## YOUR ASSIGNMENT
Nothing but a number should be written: the count of lines below that contain "from".

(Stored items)
+-------+
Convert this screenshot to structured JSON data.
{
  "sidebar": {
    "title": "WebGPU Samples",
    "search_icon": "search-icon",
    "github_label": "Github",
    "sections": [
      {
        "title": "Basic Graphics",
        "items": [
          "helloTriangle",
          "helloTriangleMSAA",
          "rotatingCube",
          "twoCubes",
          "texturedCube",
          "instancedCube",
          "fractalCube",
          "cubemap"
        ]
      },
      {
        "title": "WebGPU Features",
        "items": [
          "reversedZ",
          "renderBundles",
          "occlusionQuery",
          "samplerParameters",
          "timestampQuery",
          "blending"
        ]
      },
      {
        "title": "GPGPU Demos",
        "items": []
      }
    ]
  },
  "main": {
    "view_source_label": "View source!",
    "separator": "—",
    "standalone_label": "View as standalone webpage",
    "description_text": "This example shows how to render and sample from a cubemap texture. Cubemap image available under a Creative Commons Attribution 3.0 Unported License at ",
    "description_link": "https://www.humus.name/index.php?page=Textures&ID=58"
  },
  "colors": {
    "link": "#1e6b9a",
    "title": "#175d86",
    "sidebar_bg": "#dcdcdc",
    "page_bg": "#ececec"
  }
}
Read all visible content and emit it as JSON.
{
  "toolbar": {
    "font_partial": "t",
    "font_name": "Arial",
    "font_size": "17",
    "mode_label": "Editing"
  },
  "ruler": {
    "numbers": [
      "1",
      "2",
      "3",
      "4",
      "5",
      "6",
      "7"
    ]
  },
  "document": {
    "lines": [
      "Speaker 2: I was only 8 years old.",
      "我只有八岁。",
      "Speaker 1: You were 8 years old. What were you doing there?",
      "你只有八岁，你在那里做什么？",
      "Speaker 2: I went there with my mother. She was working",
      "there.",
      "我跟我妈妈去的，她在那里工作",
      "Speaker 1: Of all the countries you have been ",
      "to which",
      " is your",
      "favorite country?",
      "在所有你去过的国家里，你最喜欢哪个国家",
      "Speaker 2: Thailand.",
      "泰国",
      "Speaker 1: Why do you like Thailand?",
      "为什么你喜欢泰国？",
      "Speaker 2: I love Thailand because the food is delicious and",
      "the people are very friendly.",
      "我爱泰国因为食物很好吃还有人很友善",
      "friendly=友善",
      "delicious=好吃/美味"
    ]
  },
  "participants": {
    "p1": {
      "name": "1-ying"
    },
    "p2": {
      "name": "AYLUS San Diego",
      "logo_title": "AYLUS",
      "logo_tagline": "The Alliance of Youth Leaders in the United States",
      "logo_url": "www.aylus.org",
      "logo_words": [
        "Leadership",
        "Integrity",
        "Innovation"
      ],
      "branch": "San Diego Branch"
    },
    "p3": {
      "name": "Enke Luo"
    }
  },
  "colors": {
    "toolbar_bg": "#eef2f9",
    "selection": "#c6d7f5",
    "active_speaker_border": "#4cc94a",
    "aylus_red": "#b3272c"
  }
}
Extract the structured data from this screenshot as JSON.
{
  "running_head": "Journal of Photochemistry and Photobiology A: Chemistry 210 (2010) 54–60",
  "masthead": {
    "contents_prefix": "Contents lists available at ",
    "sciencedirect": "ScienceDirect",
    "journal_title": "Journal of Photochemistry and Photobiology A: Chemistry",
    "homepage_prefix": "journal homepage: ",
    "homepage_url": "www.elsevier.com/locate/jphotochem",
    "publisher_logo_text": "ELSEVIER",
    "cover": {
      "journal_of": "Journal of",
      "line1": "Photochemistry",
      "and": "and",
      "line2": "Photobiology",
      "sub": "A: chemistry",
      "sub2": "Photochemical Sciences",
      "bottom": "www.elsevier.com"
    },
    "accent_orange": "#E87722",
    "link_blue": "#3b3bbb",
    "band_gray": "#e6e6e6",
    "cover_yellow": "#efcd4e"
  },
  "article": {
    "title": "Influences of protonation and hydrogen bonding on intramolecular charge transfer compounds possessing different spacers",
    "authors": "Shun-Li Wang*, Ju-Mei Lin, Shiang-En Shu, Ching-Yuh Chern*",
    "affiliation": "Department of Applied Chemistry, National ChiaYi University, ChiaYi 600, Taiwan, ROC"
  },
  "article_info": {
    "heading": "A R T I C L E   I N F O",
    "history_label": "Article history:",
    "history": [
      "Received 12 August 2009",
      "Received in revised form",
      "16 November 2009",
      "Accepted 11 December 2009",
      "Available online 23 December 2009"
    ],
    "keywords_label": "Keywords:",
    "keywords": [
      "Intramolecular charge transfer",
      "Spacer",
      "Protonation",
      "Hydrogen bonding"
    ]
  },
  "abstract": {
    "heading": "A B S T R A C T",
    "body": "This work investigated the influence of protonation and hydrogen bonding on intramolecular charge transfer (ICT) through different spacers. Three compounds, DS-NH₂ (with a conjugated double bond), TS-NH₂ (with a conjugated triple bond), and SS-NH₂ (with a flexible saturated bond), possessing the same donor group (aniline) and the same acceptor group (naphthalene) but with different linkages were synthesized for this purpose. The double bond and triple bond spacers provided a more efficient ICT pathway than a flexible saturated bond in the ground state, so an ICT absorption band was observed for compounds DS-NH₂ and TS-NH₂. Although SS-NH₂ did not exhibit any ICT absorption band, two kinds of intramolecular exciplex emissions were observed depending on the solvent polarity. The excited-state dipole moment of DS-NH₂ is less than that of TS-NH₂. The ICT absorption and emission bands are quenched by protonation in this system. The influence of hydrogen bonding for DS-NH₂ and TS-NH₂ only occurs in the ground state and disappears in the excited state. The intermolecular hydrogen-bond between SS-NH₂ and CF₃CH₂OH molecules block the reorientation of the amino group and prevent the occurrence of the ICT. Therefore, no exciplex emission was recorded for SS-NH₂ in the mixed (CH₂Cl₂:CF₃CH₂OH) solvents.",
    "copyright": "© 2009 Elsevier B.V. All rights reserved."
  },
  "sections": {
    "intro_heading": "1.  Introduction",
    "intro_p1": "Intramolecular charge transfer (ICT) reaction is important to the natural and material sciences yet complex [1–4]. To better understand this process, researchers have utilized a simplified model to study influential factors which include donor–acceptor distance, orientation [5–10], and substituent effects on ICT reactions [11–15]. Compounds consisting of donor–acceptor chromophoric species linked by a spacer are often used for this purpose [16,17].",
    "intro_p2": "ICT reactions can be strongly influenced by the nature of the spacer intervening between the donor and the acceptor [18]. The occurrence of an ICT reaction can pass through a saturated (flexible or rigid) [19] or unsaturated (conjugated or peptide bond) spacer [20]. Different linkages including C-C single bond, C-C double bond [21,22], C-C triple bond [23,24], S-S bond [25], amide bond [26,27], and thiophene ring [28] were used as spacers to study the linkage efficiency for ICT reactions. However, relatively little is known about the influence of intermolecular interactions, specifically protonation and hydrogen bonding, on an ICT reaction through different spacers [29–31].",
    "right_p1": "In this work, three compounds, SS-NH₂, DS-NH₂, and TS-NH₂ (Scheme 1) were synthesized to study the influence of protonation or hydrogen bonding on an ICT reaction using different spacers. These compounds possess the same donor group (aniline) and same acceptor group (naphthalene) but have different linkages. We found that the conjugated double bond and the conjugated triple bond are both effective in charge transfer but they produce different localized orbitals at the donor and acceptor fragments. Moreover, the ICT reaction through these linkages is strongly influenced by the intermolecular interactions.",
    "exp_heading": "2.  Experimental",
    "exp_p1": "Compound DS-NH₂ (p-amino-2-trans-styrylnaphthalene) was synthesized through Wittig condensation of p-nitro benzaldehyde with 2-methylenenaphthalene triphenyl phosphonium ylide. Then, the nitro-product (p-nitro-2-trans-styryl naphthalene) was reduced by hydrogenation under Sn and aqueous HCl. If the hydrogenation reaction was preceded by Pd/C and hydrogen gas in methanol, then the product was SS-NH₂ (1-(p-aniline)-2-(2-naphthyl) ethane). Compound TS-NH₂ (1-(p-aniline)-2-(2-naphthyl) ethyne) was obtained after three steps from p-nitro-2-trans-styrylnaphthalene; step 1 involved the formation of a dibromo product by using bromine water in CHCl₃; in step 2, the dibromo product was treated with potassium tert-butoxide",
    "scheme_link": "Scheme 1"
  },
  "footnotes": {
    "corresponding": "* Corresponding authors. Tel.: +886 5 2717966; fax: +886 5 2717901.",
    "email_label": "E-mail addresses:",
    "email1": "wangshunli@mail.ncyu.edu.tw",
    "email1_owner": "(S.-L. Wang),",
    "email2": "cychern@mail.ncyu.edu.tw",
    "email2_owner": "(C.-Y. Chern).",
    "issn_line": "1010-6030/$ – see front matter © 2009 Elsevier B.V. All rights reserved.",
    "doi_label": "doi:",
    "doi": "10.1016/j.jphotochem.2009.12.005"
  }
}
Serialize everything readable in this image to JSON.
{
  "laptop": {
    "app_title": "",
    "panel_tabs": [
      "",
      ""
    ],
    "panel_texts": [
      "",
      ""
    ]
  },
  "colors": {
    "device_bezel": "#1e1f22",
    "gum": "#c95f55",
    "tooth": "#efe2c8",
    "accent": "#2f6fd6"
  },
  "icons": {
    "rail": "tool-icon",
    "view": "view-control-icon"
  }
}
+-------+
## OUTPUT FOR THIS EXERCISE
3